- Nick Chubb -- Chubb is a lot like Derrick Henry, except he's about 90% as good and gets about 80% as many carries. We've seen how things can go wrong for Chubb before, like when he averaged just 12.9 PPR points per game in eight games after Kareem Hunt was activated in 2019. And that happened while he was on a near-1,400-yard pace. Still, his combination of volume and big-play ability give Chubb a high floor, so the case against drafting him is less about how things can go wrong and more about the fact that he has a much narrower path to a 20-plus PPG season than most of the other backs on this list.
- Saquon Barkley -- It's probably easier to make the case against Barkley right now than anyone else here. It's still not 100% clear he's going to be ready for Week 1 since we're still waiting for him to get cleared to participate in training camp, and obviously we don't know how he's going to look coming off that torn ACL. Generally speaking, most players bounce back from the injury, but it's not a 100% success rate, and it is surprising that his progress seems to be relatively sluggish. Oh, and the offense around him just may not be any good -- Daniel Jones and Jason Garrett don't exactly inspire much confidence, I'm sorry to say. So, you've got health risk, performance risk, and team risk. Yeah, there's a lot of ways this one could go wrong. You're paying for the potential RB1 upside here.
- Joe Mixon -- You just have to point to the past to see how Mixon could disappoint you. He's been more like a poor man's Chubb than anything else in his career, a high-volume rusher who relies on finding the end zone to put together a big game because he doesn't catch many passes. We're hoping that changes with Giovani Bernard out of the picture, and we saw Mixon on pace for a career-high 69 targets when healthy last season. But rookie Chris Evans is drawing positive reviews in camp as a pass-catcher, and it's possible that role never fully materializes for Mixon. In which case, he'd once again be relying on finding the end zone a lot on an offense that may not live up to expectations.
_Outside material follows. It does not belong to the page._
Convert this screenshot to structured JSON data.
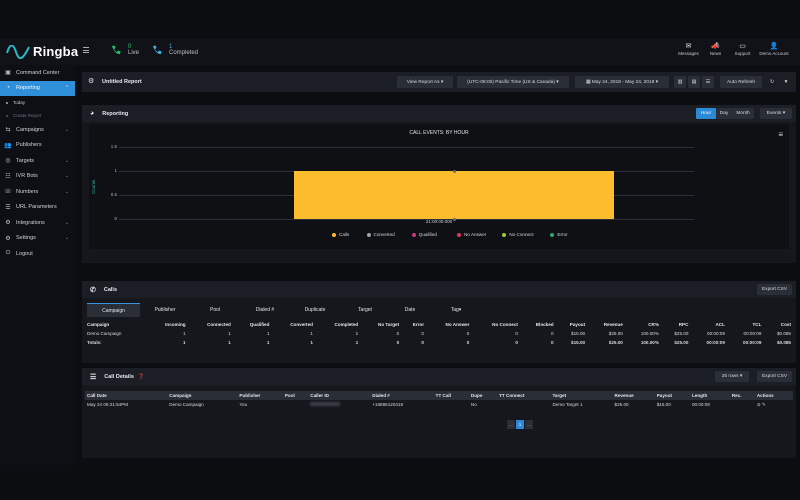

- Najee Harris -- There are a lot of assumptions being baked into Harris' top-12 ranking right now. There's the assumption that he'll be a difference maker in the NFL to start with; not a given, even for highly drafted running backs out of Alabama. Then, there's the assumption that he'll have a highly valuable role in Pittsburgh's offense, especially as a receiver. That's based at least in part on the performance of Le'Veon Bell and James Conner in the past, but this is a new offense the Steelers are running, so we may not see that same usage. Oh, and then there's the assumption that the Steelers' offense will be a valuable one to be a part of. That has historically been the case, of course, but they're installing a new offense, they've got a 39-year-old QB who looked every bit his age in 2020, and a completely rebuilt-on-the-fly offensive line. Yeah, this could get ugly.